When the war broke out in September 1939, Murrow stayed in London, and later provided live radio broadcasts during the height of the Blitz. Those broadcasts electrified radio audiences as news programming never had before. Previously, war coverage had mostly been provided by newspaper reports, along with newsreels seen in movie theatres; earlier radio news programs had simply featured an announcer in a studio reading wire service reports.

You burned the city of London in our houses and we felt the flames. You laid the dead of London at our doors and we knew that the dead were our dead ... were mankind's dead without rhetoric, without dramatics, without more emotion than needed be. You have destroyed the superstition that what is done beyond 3000 miles of water is not really done at all.”

— Librarian of Congress, Archibald MacLeish

Murrow's reports, especially during the Blitz, began with what became his signature opening, "This is London," delivered with his vocal emphasis on the word this, followed by the hint of a pause before the rest of the phrase.

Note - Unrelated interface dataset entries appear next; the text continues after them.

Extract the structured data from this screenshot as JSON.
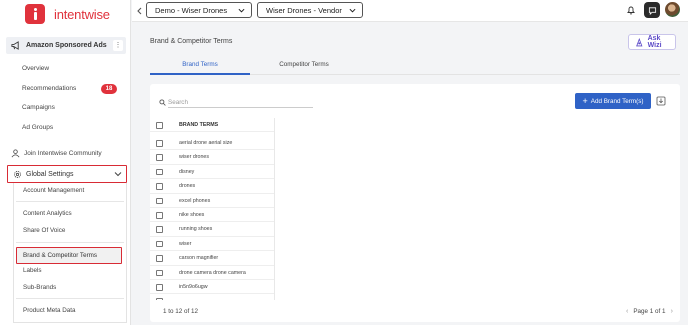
{
  "brand": {
    "name": "intentwise"
  },
  "sidebar": {
    "section": {
      "label": "Amazon Sponsored Ads"
    },
    "items": [
      {
        "label": "Overview"
      },
      {
        "label": "Recommendations",
        "badge": "18"
      },
      {
        "label": "Campaigns"
      },
      {
        "label": "Ad Groups"
      }
    ],
    "community": "Join Intentwise Community",
    "global_settings": {
      "label": "Global Settings",
      "items": [
        {
          "label": "Account Management"
        },
        {
          "label": "Content Analytics"
        },
        {
          "label": "Share Of Voice"
        },
        {
          "label": "Brand & Competitor Terms"
        },
        {
          "label": "Labels"
        },
        {
          "label": "Sub-Brands"
        },
        {
          "label": "Product Meta Data"
        }
      ]
    }
  },
  "topbar": {
    "account_select": "Demo - Wiser Drones",
    "profile_select": "Wiser Drones - Vendor"
  },
  "page": {
    "title": "Brand & Competitor Terms",
    "ask_wizi": "Ask Wizi",
    "tabs": [
      {
        "label": "Brand Terms",
        "active": true
      },
      {
        "label": "Competitor Terms",
        "active": false
      }
    ],
    "search_placeholder": "Search",
    "add_button": "Add Brand Term(s)",
    "table": {
      "header": "BRAND TERMS",
      "rows": [
        "aerial drone aerial size",
        "wiser drones",
        "disney",
        "drones",
        "excel phones",
        "nike shoes",
        "running shoes",
        "wiser",
        "carson magnifier",
        "drone camera drone camera",
        "in5n9o6ugw"
      ]
    },
    "footer": {
      "count": "1 to 12 of 12",
      "page": "Page 1 of 1"
    }
  },
  "colors": {
    "accent": "#2f62c6",
    "brand_red": "#e0323c",
    "wizi_purple": "#5b49c7"
  }
}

His former speech teacher, Ida Lou Anderson, suggested the opening as a more concise alternative to the one he had inherited from his predecessor at CBS Europe, Cesar Saerchinger: "Hello America. This is London calling." Murrow's phrase became synonymous with the newscaster and his network. (The emphatic this would later become a catch phrase for the network — "This...is CBS" — and for imitators, such as James Earl Jones's "This...is CNN," Ted Koppel's "This...is Nightline," and Ryan Seacrest's "This...is American Idol.")

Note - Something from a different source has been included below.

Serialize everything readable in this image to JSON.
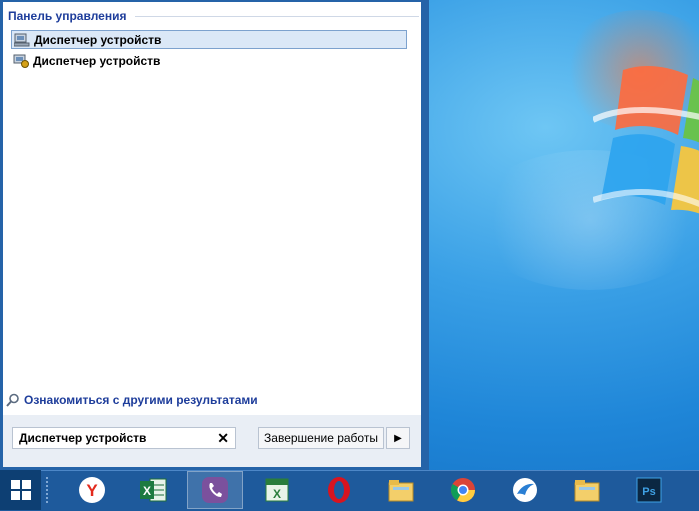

Murrow achieved great celebrity status as a result of his war reports. They led to his second famous catch phrase. At the end of 1940, with every night's German bombing raid, Londoners who might not necessarily see each other the next morning often closed their conversations not just with "good night," but with "good night, and good luck." The future British monarch, Princess Elizabeth, said as much to the Western world in a live radio address at the end of the year, when she said "good night, and good luck to you all." So, at the end of one 1940 broadcast, Murrow ended his segment with "Good night, and good luck." Speech teacher Anderson insisted he stick with it, and another Murrow catch phrase was born.